═══ Provided records
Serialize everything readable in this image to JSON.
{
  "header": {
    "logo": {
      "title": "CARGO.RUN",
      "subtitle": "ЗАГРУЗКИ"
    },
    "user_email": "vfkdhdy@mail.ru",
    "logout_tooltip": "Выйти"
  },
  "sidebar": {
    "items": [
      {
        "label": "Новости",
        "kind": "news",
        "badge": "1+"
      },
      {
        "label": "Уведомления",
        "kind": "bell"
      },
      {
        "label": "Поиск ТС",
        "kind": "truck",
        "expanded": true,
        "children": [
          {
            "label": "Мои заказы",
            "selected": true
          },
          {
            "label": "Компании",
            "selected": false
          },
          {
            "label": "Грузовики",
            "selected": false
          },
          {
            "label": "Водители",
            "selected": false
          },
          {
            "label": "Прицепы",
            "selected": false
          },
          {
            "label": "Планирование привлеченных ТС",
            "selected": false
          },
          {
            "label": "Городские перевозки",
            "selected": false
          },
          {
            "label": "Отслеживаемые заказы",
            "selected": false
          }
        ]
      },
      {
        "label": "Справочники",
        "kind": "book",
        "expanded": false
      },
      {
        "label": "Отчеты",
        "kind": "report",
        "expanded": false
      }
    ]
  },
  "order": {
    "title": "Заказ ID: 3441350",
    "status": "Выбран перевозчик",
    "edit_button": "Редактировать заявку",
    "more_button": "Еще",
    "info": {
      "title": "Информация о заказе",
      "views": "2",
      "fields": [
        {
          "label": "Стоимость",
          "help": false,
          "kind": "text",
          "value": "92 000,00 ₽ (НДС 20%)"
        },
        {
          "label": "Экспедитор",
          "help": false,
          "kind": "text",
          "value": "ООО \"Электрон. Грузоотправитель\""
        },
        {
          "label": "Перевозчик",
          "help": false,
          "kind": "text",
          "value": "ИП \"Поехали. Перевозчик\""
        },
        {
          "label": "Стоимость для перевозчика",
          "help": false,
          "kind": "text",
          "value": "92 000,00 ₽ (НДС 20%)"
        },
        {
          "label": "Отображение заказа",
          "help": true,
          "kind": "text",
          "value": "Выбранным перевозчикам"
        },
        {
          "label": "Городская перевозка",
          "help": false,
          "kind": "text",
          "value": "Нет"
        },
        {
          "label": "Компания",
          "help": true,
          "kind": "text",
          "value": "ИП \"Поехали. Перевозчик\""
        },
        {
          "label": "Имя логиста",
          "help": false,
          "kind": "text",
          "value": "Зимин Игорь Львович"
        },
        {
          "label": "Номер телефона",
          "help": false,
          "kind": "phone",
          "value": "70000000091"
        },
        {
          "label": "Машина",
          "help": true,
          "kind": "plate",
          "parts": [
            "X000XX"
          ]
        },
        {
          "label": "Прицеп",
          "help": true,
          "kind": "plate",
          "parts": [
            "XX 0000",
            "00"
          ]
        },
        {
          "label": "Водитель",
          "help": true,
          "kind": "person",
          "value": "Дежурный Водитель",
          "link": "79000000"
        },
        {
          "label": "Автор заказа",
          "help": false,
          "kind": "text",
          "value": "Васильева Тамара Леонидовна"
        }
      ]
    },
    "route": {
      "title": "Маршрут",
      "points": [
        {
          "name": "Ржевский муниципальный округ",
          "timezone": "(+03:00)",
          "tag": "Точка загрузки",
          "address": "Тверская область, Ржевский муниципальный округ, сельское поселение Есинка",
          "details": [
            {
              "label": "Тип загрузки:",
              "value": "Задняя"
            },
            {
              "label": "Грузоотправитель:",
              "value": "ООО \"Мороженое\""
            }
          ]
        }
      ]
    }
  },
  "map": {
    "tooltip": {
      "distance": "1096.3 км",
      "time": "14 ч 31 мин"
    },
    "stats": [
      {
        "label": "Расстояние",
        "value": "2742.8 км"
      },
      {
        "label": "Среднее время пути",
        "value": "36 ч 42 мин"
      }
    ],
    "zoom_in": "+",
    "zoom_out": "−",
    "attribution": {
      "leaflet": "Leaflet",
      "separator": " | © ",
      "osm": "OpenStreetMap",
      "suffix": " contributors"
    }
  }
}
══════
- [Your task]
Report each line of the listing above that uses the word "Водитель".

- [Response for this exercise]
          "label": "Водитель",
          "value": "Дежурный Водитель",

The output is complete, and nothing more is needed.